The donations continued to pour in. “The Sunday of Pentecost, we saw the Holy Spirit in action in a really powerful way,” says Bernhardt.

The majority of volunteer work has been organised by the Bear Clan, with assistance from the St Matthew’s clergy and a host of parishioners and community members, says Bishop of the diocese of Brandon William Cliff. “It’s just the perfect community effort.”

Working with the indigenous-led Bear Clan is also “a good sign of reconciliation,” he says.

The whole area under the cathedral is now laid out “like a mall,” Cliff says. “There’s menswear, womenswear, children’s, different sizes. There’s bathing suits here, there’s a whole section of soap and tooth brushes and toothpastes, everything.” Bear Clan members shuttle groups of people from the hotels where they are staying to go through and collect what they need.

Both the Massey Manor residents and the evacuees from Sepotaweyak Cree Nation were forced to leave their homes with little notice, and many have only the clothes on their backs, he says.

Wildfires have spread through the province in recent weeks as an unusually dry spring has fostered tinderbox conditions. According to the CBC, nearly 700 people were forced to leave their homes in Sapotaweyak early this week.

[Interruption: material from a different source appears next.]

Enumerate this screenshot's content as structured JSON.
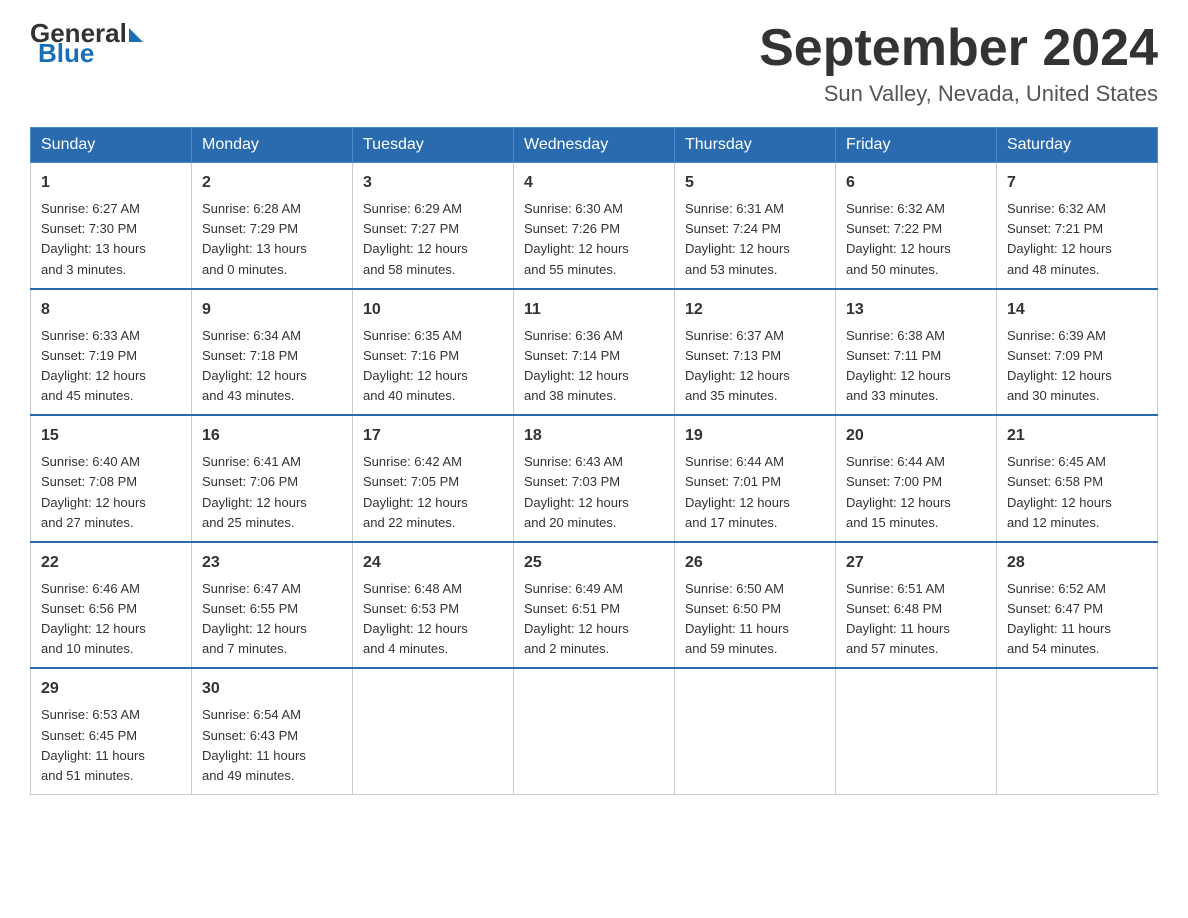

About 200 of the evacuees are now in Brandon, being housed in hotels.

Because of the enormous response to the fire, the church has ample donated clothes and other items for the Sapotaweyak evacuees. “We still have boxes and boxes of clothes that haven’t even been touched yet,” says Bernhardt.

Excess donations will be passed along to community help centre Samaritan House Ministries.

Cliff says Massey Manor residents may be allowed to visit their apartments on Friday to collect some items. “We’re being alerted to make sure that people understand we’re here for support,” he adds. “It’s going to be a pretty emotional, shocking thing to go in and see the state of your home after that kind of a fire.”

“In the moment, there’s a lot of shock and fear and anxiety,” says Bernhardt, who spoke to residents the day of the fire. Despite this, he says, “I get a real sense that the folks know that there are people who care, and there are people who are going to help them adjust to this. . . We’re going to get through this as a community.”

A service of thanksgiving will take place at the cathedral on Sunday (27 May), to celebrate the work of first responders and volunteers so far. “That will sort of put a comma on things,” says Bernhardt, who says that “the immediate emergent need is done, but the work is not done.”

The diocese is also offering to cover the cost for a week at diocese-run Anglican Memorial Camp for any children or families affected by the fire. Donations through the diocese of Brandon can be made online.